Garth Brooks concert promoter insists they informed Dublin City Council on five-gig run
Aiken Promotions have again stressed that they kept Dublin City Council informed of their plans for the Garth Brooks concerts since January.
A detailed statement issued by the company outlines the planning process they drew up for the concerts and their submission to the council.
They have insisted that council officials were aware of their plans since Garth Brooks’ highly publicised press conference in January in which he announced he was to play a series of concerts in Croke Park.
The statement, which was issued just before 4pm, was issued by the promoters “in order to clarify recent reports”.
Aiken said they followed all procedures, stating “it is standard practise in Ireland to inform the licencing authority, then to announce an event and then to put the tickets on sale in advance of a detailed licence application begin submitted”.
The promoters said an application for a license for the event must be submitted ten weeks prior to the event.
In this case, the application was submitted to the council 14 weeks before the concerts were scheduled to begin.
Aiken said they provided all the information required in the licensing application including statistics on the stadium layout, the impact on the local environment, sanitation, stewarding and traffic management.
“It takes time in order to collate this information. An application cannot be submitted until all this information is confirmed. Equally Dublin City Council cannot grant a licence for an event unless they have all the relevant details of that event,” the statement read.
After the press conference publicising the concerts, Garth Brooks met with Aiken Promotions and outlined his plans for the show.
According to Aiken, the country singer “chatted through lots of ideas he had regarding staging and how the show should look.
“He then went to the various levels of Croke Park and took photos of where the stage would be plotted.
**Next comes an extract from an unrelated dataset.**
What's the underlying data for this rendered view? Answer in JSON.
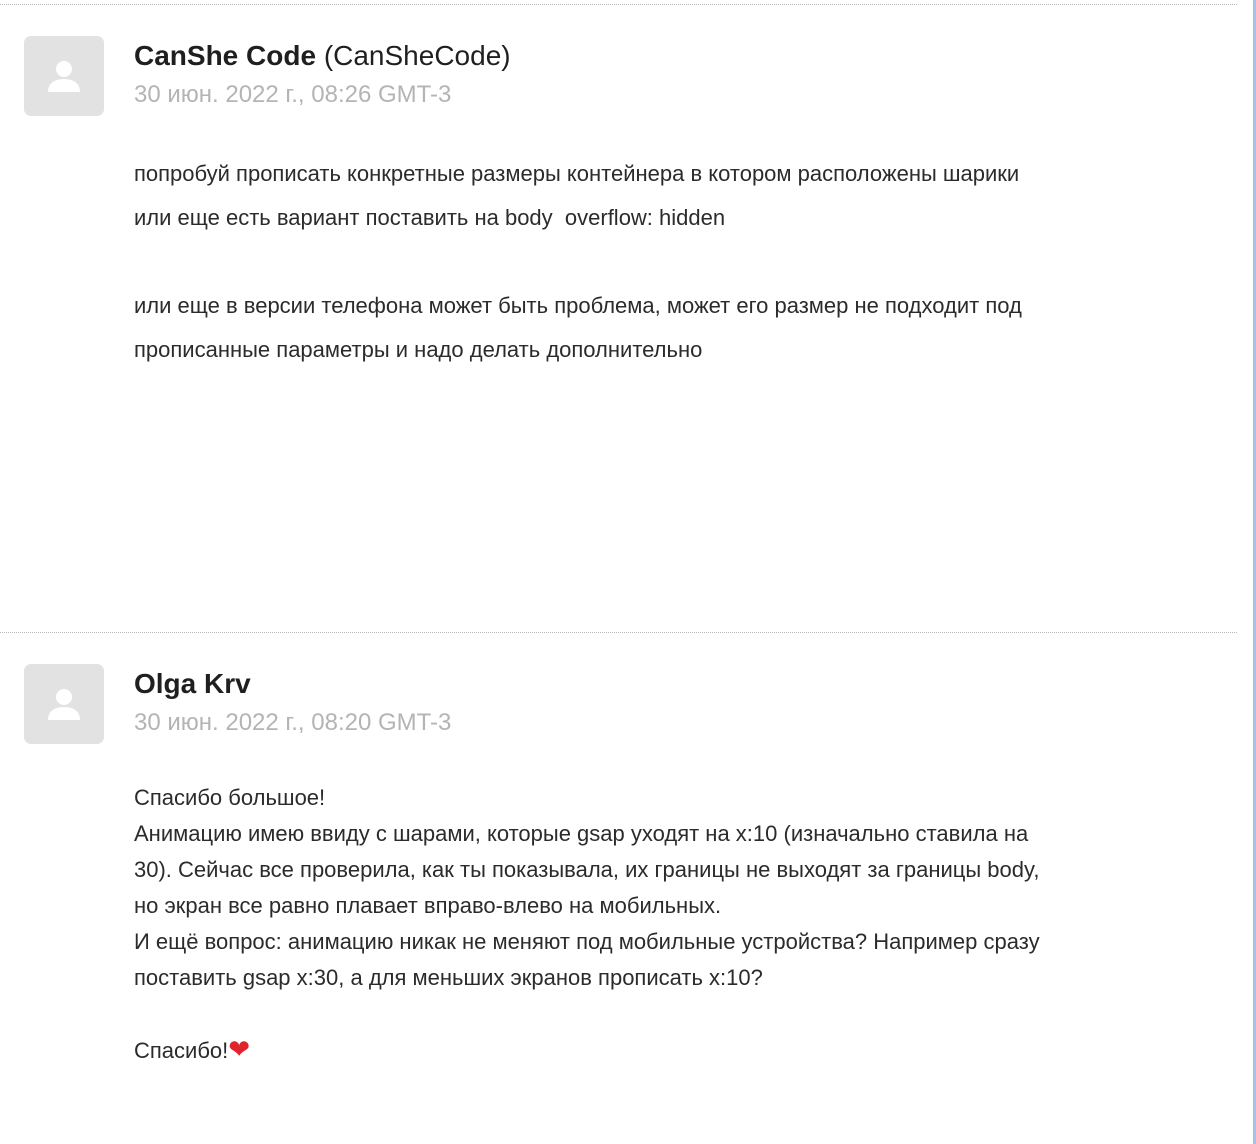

The team then generated several 3D images of how the show would look from each of the different locations within the stadium.”
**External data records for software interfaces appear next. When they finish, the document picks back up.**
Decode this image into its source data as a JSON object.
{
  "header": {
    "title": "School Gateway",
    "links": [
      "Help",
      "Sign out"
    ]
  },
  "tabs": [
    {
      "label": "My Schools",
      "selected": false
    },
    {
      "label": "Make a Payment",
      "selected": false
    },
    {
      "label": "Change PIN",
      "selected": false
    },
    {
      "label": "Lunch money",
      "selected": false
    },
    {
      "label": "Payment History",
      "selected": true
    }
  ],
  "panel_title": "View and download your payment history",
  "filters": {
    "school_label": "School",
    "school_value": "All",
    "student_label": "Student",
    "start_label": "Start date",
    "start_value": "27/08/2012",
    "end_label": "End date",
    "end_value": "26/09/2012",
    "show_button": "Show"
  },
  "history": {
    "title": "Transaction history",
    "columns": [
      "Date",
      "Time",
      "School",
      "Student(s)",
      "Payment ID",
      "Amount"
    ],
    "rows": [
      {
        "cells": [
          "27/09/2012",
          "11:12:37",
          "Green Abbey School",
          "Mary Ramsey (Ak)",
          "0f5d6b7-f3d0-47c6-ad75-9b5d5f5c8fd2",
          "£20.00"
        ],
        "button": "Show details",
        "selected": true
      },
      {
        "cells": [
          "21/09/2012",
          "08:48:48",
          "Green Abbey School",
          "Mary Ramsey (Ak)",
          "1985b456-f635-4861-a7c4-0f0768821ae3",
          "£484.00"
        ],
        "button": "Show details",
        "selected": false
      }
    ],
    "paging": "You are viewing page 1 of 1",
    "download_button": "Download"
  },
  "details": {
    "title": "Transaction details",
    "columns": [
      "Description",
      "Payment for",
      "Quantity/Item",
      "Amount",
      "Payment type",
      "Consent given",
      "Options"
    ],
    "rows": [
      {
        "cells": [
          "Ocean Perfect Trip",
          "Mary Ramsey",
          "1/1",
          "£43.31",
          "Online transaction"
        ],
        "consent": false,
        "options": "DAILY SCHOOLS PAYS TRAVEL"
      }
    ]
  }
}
The promoters said their team incorporated Brooks’ ideas into their plans, and drafts went back with forth with changes incorporated.
A further meeting between the parties took place in Nashville and more detail was added to the plans.
Further meetings were held in Croke Park with stage crew and show designers in the following weeks and plans were finalised.
A final set of agreed plans was then submitted to Dublin City Council as part of the licensing application, Aiken say.
Aiken have insisted they were in contact with Dublin City Council throughout the whole process.
Dublin City Council issued a statement yesterday outlining their reasons for refusing two of the five concerts.
A second statement from the council is expected shortly.